By Rachel Cholewinski, Marketing Team, IPC
We are all guilty of letting our bias cloud our judgment whether we are conscious of their effects or not. Businesses are not immune from the veil of bias, which can result in missed opportunities and serious inefficiencies. AI has the potential to help us avoid bias in hiring, operations, customer service, and the broader business and social communities (“How Can AI End Bias”, 2017).
Philosopher John Rawls suggests that we should view the world behind a veil of ignorance that prevents us from knowing who we are and identifying with our own personal biases (“Veil of Ignorance”, 2018). By viewing our society from behind a “veil” we can become removed from our own personal biases and past experiences. Ultimately, this results in objectively seeing how society, or in this case business, should operate effectively and fairly. According to Rawls’ theory, putting up a veil and looking past our own biases can help us fairly decide how the rules and functionalities within our society should be structured.
Artificial Intelligence can act as a modern veil in our society. Unlike humans, AI can potentially reduce pre-assumptions and biases by analyzing given data inputs with algorithms. In comparison, AI can lessen human emotions and prejudices that can develop from past experiences, allowing the computer to make the most objective business decision.
3 ways AI can lessen biases in businesses:
- Companies have begun using AI as a tool during the hiring process to help their HR departments try to avoid bias that can often eliminate otherwise very qualified employees. According to Forbes, “In 2018, I [Randy Block] believe we will see more intangibles/soft skills being assessed along with a psychological profile using some form of AI as a screen. The caveat here is the algorithms being developed for this new tool need to be fair and ethical. Put another way, hiring bias (e.g., gender, race, age) can be minimized using AI.” By reducing bias AI can distinguish the most qualified candidate for the position resulting in long term success of that worker and the business.
- Additionally, if you engage in an investment decision that goes poorly, you may develop a negative bias towards that investment strategy and shy away from it in the future. However, what if we are blinded by this bias that we miss future opportunities to make profitable investments? AI also has the potential to lessen human emotion and bias in financial investment decisions. According to FinTech Futures, “Even the most seasoned analyst is not capable of detecting all forms of sentiment that foreshadow market movements, but machines can.” By minimizing the human thought process of a historically bad investment, AI can focus on the data and algorithms that are presented and therefore provide a better outcome.

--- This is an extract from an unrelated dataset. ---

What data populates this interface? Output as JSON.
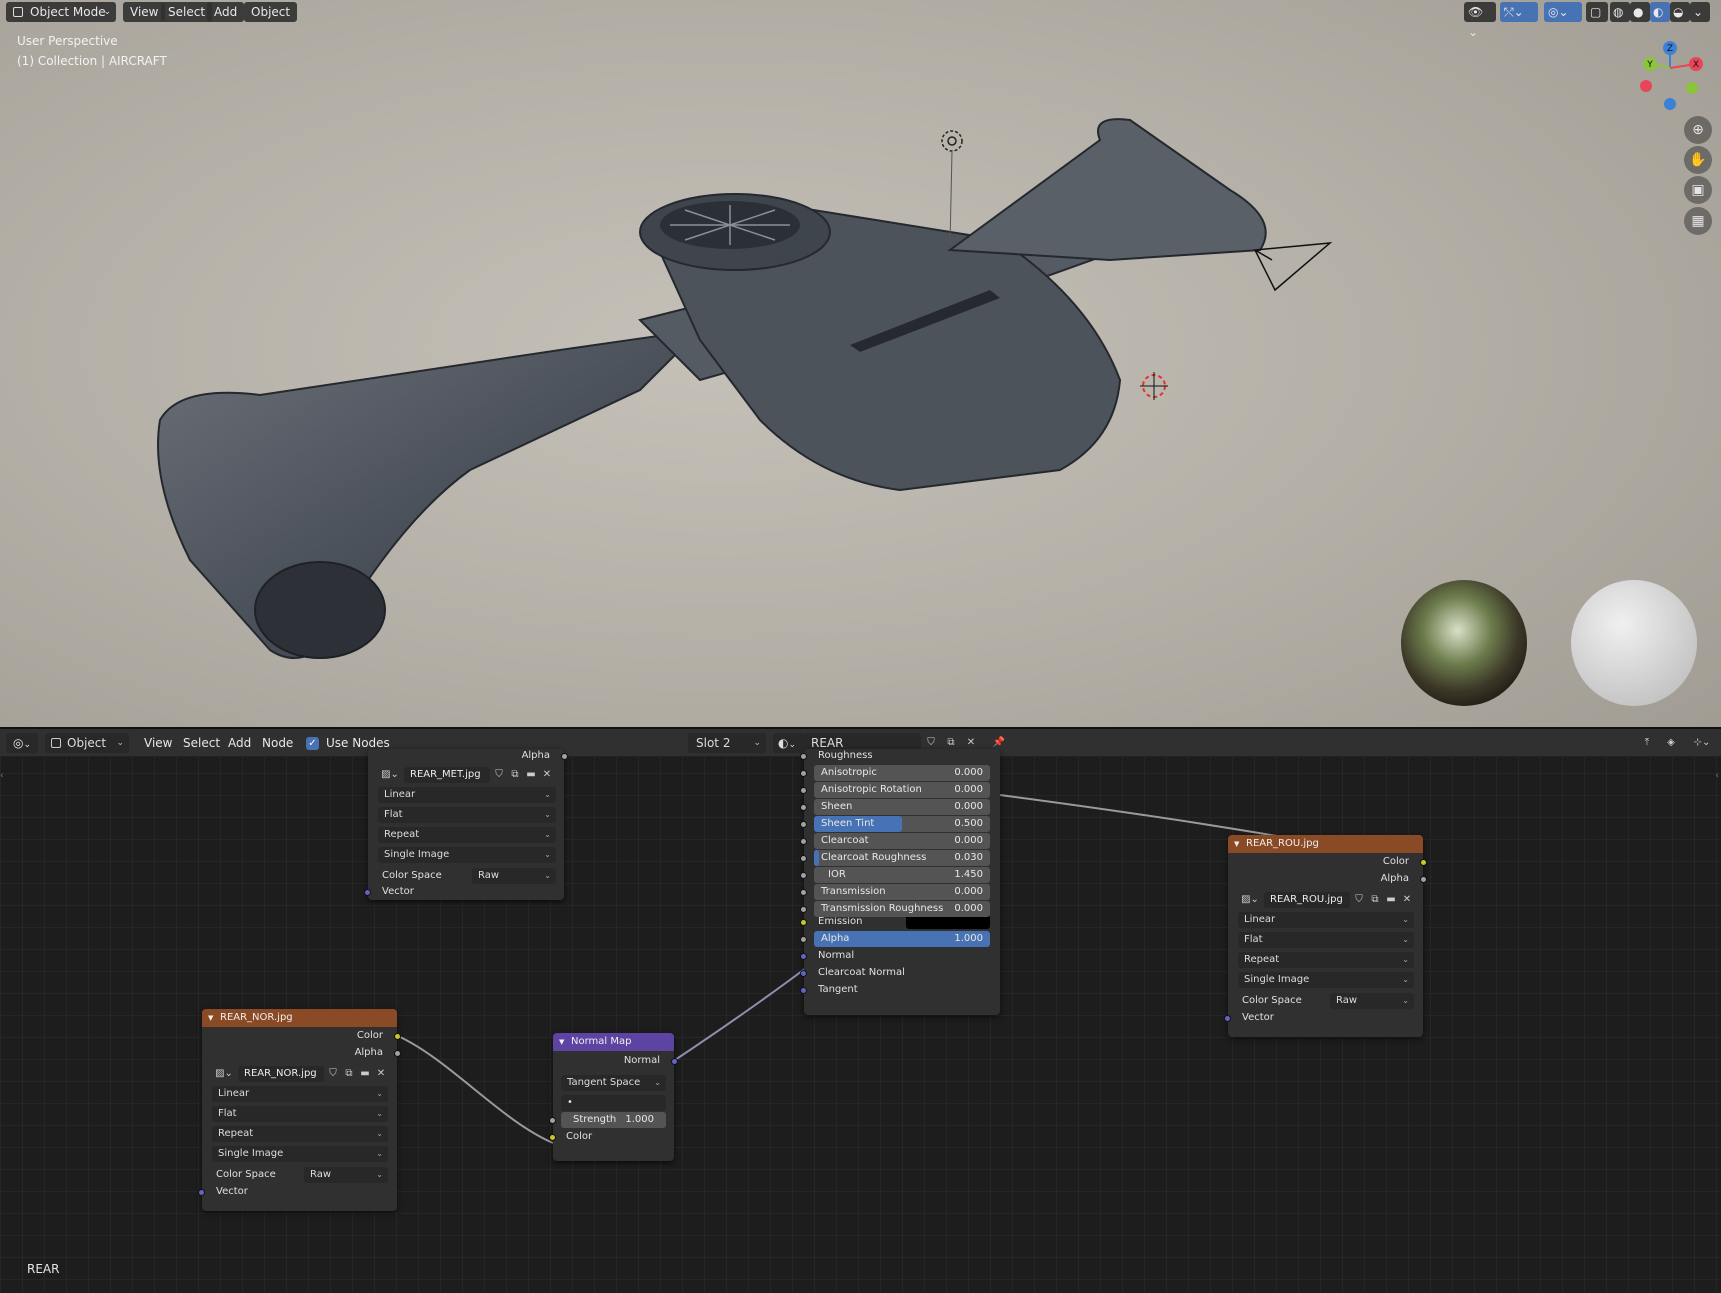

- Similarly, in retail banking AI is being used to make financial investment suggestions for new customers. According to FinTech Futures, “Now, robo-advisors collect information about an investor’s financial goals and the level of risk they’re willing to incur, then they input this data into algorithms.” A robo-advisor generates a ‘risk profile’ for an individual, which was previously done by a human advisor asking the customers a series of financially based questions. It also offers appropriate financial advice based on the data collected and as a result the client is able to make educated decisions without fear of judgment or embarrassment.
According to a Portfolio Manager at a New York Hedge Fund “Although this is a very exciting concept there is a lot more that still has to be developed within AI to fully rely on this data in the institutional banking sector.”
With cutting edge technology may come risk.
One of the risks of using AI is that the cost of constantly updating the programming may exceed the benefits. As the same Portfolio Manager above mentioned, “In finance the inputs and features that the computers are learning can change in a day, weeks or a month.”
Setting aside the very serious challenges with keeping AI up to date on the latest market trends and data, the individuals inputting the algorithms could have their own bias or simply make mistakes. In spite of the inroads made by AI, human input and intelligence will continue to be critical and relevant in the design on algorithms. The programmers deciding the criteria that the computer will judge upon are potentially including their very own bias into the coding.
AI cannot yet fully guarantee unbiased decisions but these advancements are the first steps in lessening them. AI was once a distant concept that has now integrated itself into our everyday lives. With continuing investment in AI technology it can become a reliable tool within the hiring process, investments decisions, customer service and more. Although the veil of ignorance may only be a theory, AI can potentially make it a reality.
© 2018 IPC Systems, Inc. All Rights Reserved. The contents of this publication are intended for general information purposes only and should not be construed as legal or regulatory advice.